This article was written by Wil Ranney and was originally published on URLoved.com.
Disruption: when a new technology significantly changes the way people live or do business, often challenging the status quo.
It was in 1996 when then Vice President of Intel, Steven McGeady, claimed that the new tech boom was akin to the Reformation. He called it The Digital Reformation. His argument was not theological in nature; instead he compared the common person’s level of access to technology in the modern era — to the mass access to religious freedom during the Reformation. In each case, the new paradigm led to rapid–indeed, “disruptive”–levels of cultural, political, and social-economic change. He noted that the difference between a reformation and a revolution is that reformations change everything, not just a single target.

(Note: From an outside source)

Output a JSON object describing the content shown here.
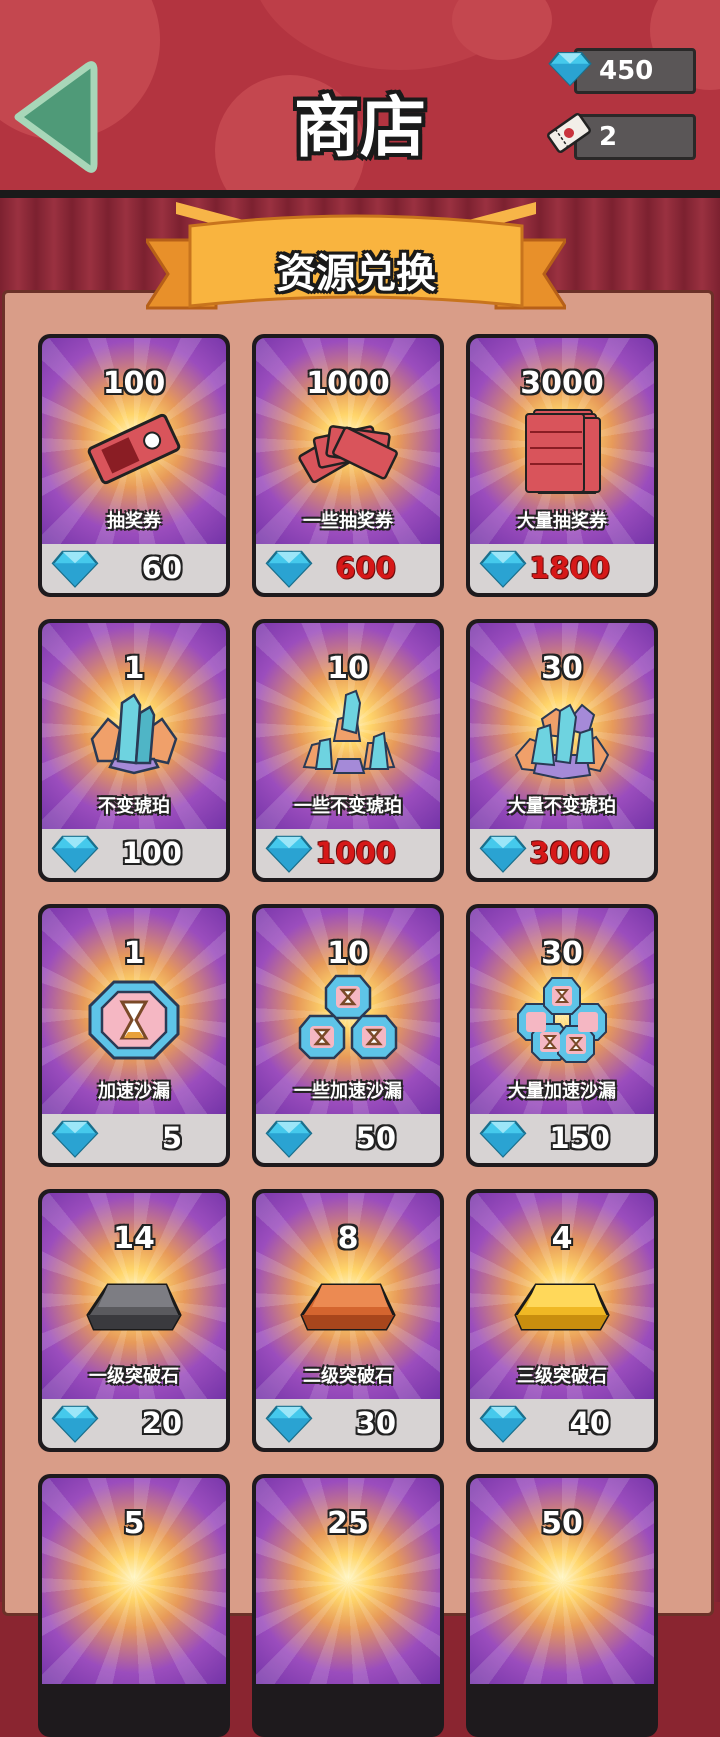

Among the modern technorati, disruption often becomes the goal and not the effect, either for attention or strategic advantage. Meaning is derived from a piece of technology’s ability to upend the status quo. Bitcoin, for example, had the promise to rewrite the very fabric of financial markets. Its ability to disrupt, however, overshadowed the shady foundation on which Bitcoin was built. So-called “Daily Fantasy Leagues” like Draft Kings disguised gambling as fandom and managed to create disruption by circumventing gambling laws. Law makers are catching up, but even short-term bouts of disruption can destroy lives.
On the other hand, technologies with the most staying power tend to provide agency to the masses. Both facebook and twitter give your average person a louder, wider-reaching voice than ever before. This democratizing effect is referred to as social capital. It is often disruptive, but that’s not an end unto itself.

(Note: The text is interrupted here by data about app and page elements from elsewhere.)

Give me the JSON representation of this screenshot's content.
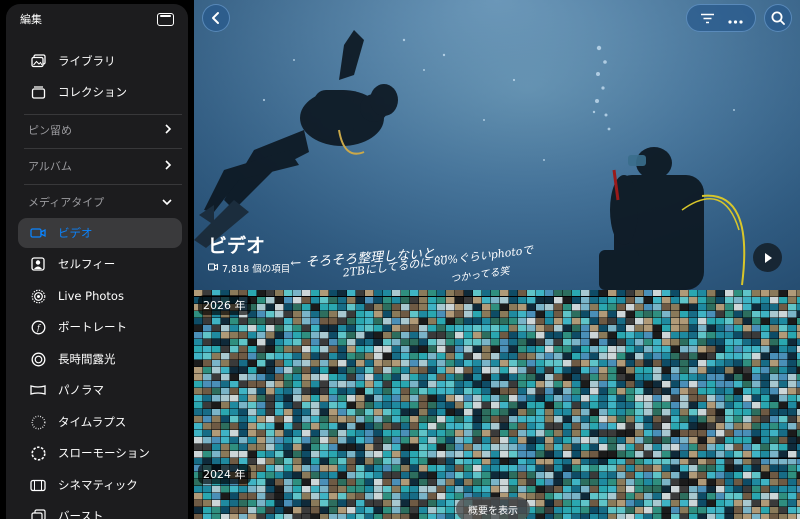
{
  "sidebar": {
    "edit_label": "編集",
    "top_items": [
      {
        "label": "ライブラリ",
        "icon": "photo-library-icon"
      },
      {
        "label": "コレクション",
        "icon": "collections-icon"
      }
    ],
    "sections": [
      {
        "label": "ピン留め",
        "expanded": false
      },
      {
        "label": "アルバム",
        "expanded": false
      },
      {
        "label": "メディアタイプ",
        "expanded": true
      }
    ],
    "media_types": [
      {
        "label": "ビデオ",
        "icon": "video-icon",
        "selected": true
      },
      {
        "label": "セルフィー",
        "icon": "selfie-icon",
        "selected": false
      },
      {
        "label": "Live Photos",
        "icon": "live-photos-icon",
        "selected": false
      },
      {
        "label": "ポートレート",
        "icon": "portrait-icon",
        "selected": false
      },
      {
        "label": "長時間露光",
        "icon": "long-exposure-icon",
        "selected": false
      },
      {
        "label": "パノラマ",
        "icon": "panorama-icon",
        "selected": false
      },
      {
        "label": "タイムラプス",
        "icon": "timelapse-icon",
        "selected": false
      },
      {
        "label": "スローモーション",
        "icon": "slow-motion-icon",
        "selected": false
      },
      {
        "label": "シネマティック",
        "icon": "cinematic-icon",
        "selected": false
      },
      {
        "label": "バースト",
        "icon": "burst-icon",
        "selected": false
      }
    ],
    "accent_color": "#0a84ff"
  },
  "header": {
    "title": "ビデオ",
    "item_count": "7,818 個の項目"
  },
  "annotation": {
    "line1": "← そろそろ整理しないと…",
    "line2": "2TBにしてるのに 80%ぐらいphotoで",
    "line3": "つかってる笑"
  },
  "grid": {
    "year_labels": [
      "2026 年",
      "2024 年"
    ]
  },
  "footer": {
    "summary_button": "概要を表示"
  }
}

There’s a lesson here. When Steve McGeady was describing The Digital Reformation, he could have used theological terms. A Jesus-centered church–one focused on clothing, healing, honoring, and saving the poor and marginalized–knows the difference between disruption and reformation. The problem is that we’re too focused on yesterday’s cultural realities to know that this is our opportunity to once again bring God to the masses. Our Gutenberg Bibles have merely transformed from books into bytes. But in order to seize this opportunity the church must engage in digital technology–creating our own tech and investing in the platforms that are reformation ready, while admonishing the ones that aren’t.
I believe this is our chance to redefine the church for the next 500 years, but are we ready for The Digital Reformation?